[Opening Input data section]

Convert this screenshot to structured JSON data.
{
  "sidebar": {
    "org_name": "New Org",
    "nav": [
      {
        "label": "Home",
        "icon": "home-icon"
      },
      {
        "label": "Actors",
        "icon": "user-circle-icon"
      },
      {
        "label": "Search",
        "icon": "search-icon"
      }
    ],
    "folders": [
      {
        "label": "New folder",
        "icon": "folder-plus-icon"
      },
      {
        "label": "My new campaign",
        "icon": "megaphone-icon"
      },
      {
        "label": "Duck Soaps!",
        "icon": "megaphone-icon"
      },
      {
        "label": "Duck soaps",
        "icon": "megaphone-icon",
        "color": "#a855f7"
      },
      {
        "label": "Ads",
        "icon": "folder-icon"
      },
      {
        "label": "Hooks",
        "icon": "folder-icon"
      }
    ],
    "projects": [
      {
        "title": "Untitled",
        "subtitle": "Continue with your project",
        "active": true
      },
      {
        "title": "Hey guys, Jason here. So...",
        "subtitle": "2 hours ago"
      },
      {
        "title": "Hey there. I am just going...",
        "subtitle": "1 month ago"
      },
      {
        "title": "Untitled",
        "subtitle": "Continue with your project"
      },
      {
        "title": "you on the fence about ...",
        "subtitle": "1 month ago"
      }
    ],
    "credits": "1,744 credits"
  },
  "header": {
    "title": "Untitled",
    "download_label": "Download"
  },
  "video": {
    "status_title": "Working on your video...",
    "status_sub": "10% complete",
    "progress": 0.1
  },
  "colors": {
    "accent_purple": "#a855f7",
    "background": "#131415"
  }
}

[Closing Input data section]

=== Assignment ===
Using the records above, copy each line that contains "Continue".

=== Response to this exercise ===
        "subtitle": "Continue with your project",
        "subtitle": "Continue with your project"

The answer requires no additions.